■ **WHAT NEEDS TO BE DONE**:
Copy the entries out again in full.

(Dataset entries)
──────────────────────────────
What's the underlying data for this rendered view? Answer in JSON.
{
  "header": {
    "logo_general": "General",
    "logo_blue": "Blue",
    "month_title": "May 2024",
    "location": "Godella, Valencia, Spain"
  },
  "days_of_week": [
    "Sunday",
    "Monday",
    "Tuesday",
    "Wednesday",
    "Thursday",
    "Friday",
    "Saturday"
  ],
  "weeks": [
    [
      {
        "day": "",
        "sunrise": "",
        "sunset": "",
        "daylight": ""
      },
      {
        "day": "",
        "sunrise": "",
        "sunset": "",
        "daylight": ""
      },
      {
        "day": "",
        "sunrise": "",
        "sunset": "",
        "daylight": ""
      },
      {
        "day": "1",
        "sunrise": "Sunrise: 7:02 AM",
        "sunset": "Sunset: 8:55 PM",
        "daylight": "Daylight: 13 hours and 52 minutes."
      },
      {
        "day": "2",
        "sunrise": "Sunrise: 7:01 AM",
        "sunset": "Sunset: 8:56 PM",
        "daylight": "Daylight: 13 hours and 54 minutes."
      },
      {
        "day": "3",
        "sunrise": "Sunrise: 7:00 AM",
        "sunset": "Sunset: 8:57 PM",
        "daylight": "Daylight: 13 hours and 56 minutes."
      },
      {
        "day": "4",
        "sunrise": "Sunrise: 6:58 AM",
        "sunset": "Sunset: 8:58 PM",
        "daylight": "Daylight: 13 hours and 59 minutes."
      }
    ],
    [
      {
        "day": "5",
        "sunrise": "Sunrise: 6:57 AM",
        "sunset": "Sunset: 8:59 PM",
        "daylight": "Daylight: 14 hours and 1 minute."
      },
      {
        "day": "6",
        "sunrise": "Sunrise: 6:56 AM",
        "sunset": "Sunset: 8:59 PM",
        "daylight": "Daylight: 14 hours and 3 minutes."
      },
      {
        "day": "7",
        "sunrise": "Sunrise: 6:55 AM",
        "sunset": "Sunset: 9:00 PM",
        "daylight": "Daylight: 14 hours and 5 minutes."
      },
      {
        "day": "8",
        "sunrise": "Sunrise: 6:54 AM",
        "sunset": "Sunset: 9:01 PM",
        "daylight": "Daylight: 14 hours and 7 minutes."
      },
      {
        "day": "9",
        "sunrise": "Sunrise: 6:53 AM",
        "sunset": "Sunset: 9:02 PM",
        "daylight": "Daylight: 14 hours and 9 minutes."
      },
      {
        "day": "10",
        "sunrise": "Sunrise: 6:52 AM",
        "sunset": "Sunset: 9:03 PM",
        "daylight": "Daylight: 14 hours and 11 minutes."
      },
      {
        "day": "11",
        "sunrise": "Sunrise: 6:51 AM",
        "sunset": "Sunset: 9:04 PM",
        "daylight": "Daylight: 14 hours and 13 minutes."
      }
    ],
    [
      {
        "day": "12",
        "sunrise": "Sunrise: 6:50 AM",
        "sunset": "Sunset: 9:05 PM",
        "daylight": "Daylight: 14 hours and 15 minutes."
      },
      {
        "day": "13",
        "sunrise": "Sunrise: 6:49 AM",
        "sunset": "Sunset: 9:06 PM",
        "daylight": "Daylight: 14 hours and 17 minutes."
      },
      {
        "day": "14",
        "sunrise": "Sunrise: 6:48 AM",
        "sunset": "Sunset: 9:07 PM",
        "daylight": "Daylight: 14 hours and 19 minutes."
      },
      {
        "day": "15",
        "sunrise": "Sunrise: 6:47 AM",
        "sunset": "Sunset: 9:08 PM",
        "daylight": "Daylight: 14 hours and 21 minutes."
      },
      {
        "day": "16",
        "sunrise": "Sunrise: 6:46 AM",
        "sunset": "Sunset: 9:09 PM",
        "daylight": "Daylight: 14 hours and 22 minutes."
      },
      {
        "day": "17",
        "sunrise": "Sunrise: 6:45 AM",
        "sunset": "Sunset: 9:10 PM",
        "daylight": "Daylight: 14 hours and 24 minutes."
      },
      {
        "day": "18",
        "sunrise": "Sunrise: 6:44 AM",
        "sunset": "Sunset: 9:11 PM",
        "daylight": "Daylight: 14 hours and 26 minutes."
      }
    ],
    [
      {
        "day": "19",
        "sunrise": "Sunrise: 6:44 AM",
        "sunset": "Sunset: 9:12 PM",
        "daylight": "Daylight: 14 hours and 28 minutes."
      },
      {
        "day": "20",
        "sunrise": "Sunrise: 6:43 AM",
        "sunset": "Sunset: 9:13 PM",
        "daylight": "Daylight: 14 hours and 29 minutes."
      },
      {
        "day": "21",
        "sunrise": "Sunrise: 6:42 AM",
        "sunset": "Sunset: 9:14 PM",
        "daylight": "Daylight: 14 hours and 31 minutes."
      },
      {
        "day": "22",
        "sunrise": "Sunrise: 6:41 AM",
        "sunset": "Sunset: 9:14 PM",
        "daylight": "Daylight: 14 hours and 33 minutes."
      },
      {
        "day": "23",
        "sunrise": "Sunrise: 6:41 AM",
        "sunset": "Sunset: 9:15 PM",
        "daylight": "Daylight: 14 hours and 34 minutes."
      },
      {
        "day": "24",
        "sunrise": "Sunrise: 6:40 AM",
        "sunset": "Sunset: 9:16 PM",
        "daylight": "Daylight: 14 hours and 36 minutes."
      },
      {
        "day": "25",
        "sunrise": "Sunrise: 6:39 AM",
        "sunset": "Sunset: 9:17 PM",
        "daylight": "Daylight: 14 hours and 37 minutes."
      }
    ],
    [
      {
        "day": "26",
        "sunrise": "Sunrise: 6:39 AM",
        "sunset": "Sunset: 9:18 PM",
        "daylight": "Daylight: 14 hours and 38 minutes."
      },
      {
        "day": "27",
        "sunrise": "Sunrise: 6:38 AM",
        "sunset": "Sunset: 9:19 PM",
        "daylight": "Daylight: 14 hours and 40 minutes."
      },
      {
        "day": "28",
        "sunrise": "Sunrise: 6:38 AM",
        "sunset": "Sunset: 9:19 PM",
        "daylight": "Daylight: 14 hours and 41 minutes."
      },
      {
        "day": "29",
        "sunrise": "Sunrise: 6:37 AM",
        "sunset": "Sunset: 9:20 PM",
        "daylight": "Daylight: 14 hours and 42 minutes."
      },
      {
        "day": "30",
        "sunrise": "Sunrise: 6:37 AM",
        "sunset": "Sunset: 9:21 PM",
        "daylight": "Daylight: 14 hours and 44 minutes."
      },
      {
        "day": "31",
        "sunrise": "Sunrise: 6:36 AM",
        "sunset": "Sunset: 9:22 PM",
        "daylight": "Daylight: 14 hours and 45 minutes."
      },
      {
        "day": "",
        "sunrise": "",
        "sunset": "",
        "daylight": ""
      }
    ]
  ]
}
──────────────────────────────
■ **FINISHED EXERCISE**:
What's the underlying data for this rendered view? Answer in JSON.
{
  "header": {
    "logo_general": "General",
    "logo_blue": "Blue",
    "month_title": "May 2024",
    "location": "Godella, Valencia, Spain"
  },
  "days_of_week": [
    "Sunday",
    "Monday",
    "Tuesday",
    "Wednesday",
    "Thursday",
    "Friday",
    "Saturday"
  ],
  "weeks": [
    [
      {
        "day": "",
        "sunrise": "",
        "sunset": "",
        "daylight": ""
      },
      {
        "day": "",
        "sunrise": "",
        "sunset": "",
        "daylight": ""
      },
      {
        "day": "",
        "sunrise": "",
        "sunset": "",
        "daylight": ""
      },
      {
        "day": "1",
        "sunrise": "Sunrise: 7:02 AM",
        "sunset": "Sunset: 8:55 PM",
        "daylight": "Daylight: 13 hours and 52 minutes."
      },
      {
        "day": "2",
        "sunrise": "Sunrise: 7:01 AM",
        "sunset": "Sunset: 8:56 PM",
        "daylight": "Daylight: 13 hours and 54 minutes."
      },
      {
        "day": "3",
        "sunrise": "Sunrise: 7:00 AM",
        "sunset": "Sunset: 8:57 PM",
        "daylight": "Daylight: 13 hours and 56 minutes."
      },
      {
        "day": "4",
        "sunrise": "Sunrise: 6:58 AM",
        "sunset": "Sunset: 8:58 PM",
        "daylight": "Daylight: 13 hours and 59 minutes."
      }
    ],
    [
      {
        "day": "5",
        "sunrise": "Sunrise: 6:57 AM",
        "sunset": "Sunset: 8:59 PM",
        "daylight": "Daylight: 14 hours and 1 minute."
      },
      {
        "day": "6",
        "sunrise": "Sunrise: 6:56 AM",
        "sunset": "Sunset: 8:59 PM",
        "daylight": "Daylight: 14 hours and 3 minutes."
      },
      {
        "day": "7",
        "sunrise": "Sunrise: 6:55 AM",
        "sunset": "Sunset: 9:00 PM",
        "daylight": "Daylight: 14 hours and 5 minutes."
      },
      {
        "day": "8",
        "sunrise": "Sunrise: 6:54 AM",
        "sunset": "Sunset: 9:01 PM",
        "daylight": "Daylight: 14 hours and 7 minutes."
      },
      {
        "day": "9",
        "sunrise": "Sunrise: 6:53 AM",
        "sunset": "Sunset: 9:02 PM",
        "daylight": "Daylight: 14 hours and 9 minutes."
      },
      {
        "day": "10",
        "sunrise": "Sunrise: 6:52 AM",
        "sunset": "Sunset: 9:03 PM",
        "daylight": "Daylight: 14 hours and 11 minutes."
      },
      {
        "day": "11",
        "sunrise": "Sunrise: 6:51 AM",
        "sunset": "Sunset: 9:04 PM",
        "daylight": "Daylight: 14 hours and 13 minutes."
      }
    ],
    [
      {
        "day": "12",
        "sunrise": "Sunrise: 6:50 AM",
        "sunset": "Sunset: 9:05 PM",
        "daylight": "Daylight: 14 hours and 15 minutes."
      },
      {
        "day": "13",
        "sunrise": "Sunrise: 6:49 AM",
        "sunset": "Sunset: 9:06 PM",
        "daylight": "Daylight: 14 hours and 17 minutes."
      },
      {
        "day": "14",
        "sunrise": "Sunrise: 6:48 AM",
        "sunset": "Sunset: 9:07 PM",
        "daylight": "Daylight: 14 hours and 19 minutes."
      },
      {
        "day": "15",
        "sunrise": "Sunrise: 6:47 AM",
        "sunset": "Sunset: 9:08 PM",
        "daylight": "Daylight: 14 hours and 21 minutes."
      },
      {
        "day": "16",
        "sunrise": "Sunrise: 6:46 AM",
        "sunset": "Sunset: 9:09 PM",
        "daylight": "Daylight: 14 hours and 22 minutes."
      },
      {
        "day": "17",
        "sunrise": "Sunrise: 6:45 AM",
        "sunset": "Sunset: 9:10 PM",
        "daylight": "Daylight: 14 hours and 24 minutes."
      },
      {
        "day": "18",
        "sunrise": "Sunrise: 6:44 AM",
        "sunset": "Sunset: 9:11 PM",
        "daylight": "Daylight: 14 hours and 26 minutes."
      }
    ],
    [
      {
        "day": "19",
        "sunrise": "Sunrise: 6:44 AM",
        "sunset": "Sunset: 9:12 PM",
        "daylight": "Daylight: 14 hours and 28 minutes."
      },
      {
        "day": "20",
        "sunrise": "Sunrise: 6:43 AM",
        "sunset": "Sunset: 9:13 PM",
        "daylight": "Daylight: 14 hours and 29 minutes."
      },
      {
        "day": "21",
        "sunrise": "Sunrise: 6:42 AM",
        "sunset": "Sunset: 9:14 PM",
        "daylight": "Daylight: 14 hours and 31 minutes."
      },
      {
        "day": "22",
        "sunrise": "Sunrise: 6:41 AM",
        "sunset": "Sunset: 9:14 PM",
        "daylight": "Daylight: 14 hours and 33 minutes."
      },
      {
        "day": "23",
        "sunrise": "Sunrise: 6:41 AM",
        "sunset": "Sunset: 9:15 PM",
        "daylight": "Daylight: 14 hours and 34 minutes."
      },
      {
        "day": "24",
        "sunrise": "Sunrise: 6:40 AM",
        "sunset": "Sunset: 9:16 PM",
        "daylight": "Daylight: 14 hours and 36 minutes."
      },
      {
        "day": "25",
        "sunrise": "Sunrise: 6:39 AM",
        "sunset": "Sunset: 9:17 PM",
        "daylight": "Daylight: 14 hours and 37 minutes."
      }
    ],
    [
      {
        "day": "26",
        "sunrise": "Sunrise: 6:39 AM",
        "sunset": "Sunset: 9:18 PM",
        "daylight": "Daylight: 14 hours and 38 minutes."
      },
      {
        "day": "27",
        "sunrise": "Sunrise: 6:38 AM",
        "sunset": "Sunset: 9:19 PM",
        "daylight": "Daylight: 14 hours and 40 minutes."
      },
      {
        "day": "28",
        "sunrise": "Sunrise: 6:38 AM",
        "sunset": "Sunset: 9:19 PM",
        "daylight": "Daylight: 14 hours and 41 minutes."
      },
      {
        "day": "29",
        "sunrise": "Sunrise: 6:37 AM",
        "sunset": "Sunset: 9:20 PM",
        "daylight": "Daylight: 14 hours and 42 minutes."
      },
      {
        "day": "30",
        "sunrise": "Sunrise: 6:37 AM",
        "sunset": "Sunset: 9:21 PM",
        "daylight": "Daylight: 14 hours and 44 minutes."
      },
      {
        "day": "31",
        "sunrise": "Sunrise: 6:36 AM",
        "sunset": "Sunset: 9:22 PM",
        "daylight": "Daylight: 14 hours and 45 minutes."
      },
      {
        "day": "",
        "sunrise": "",
        "sunset": "",
        "daylight": ""
      }
    ]
  ]
}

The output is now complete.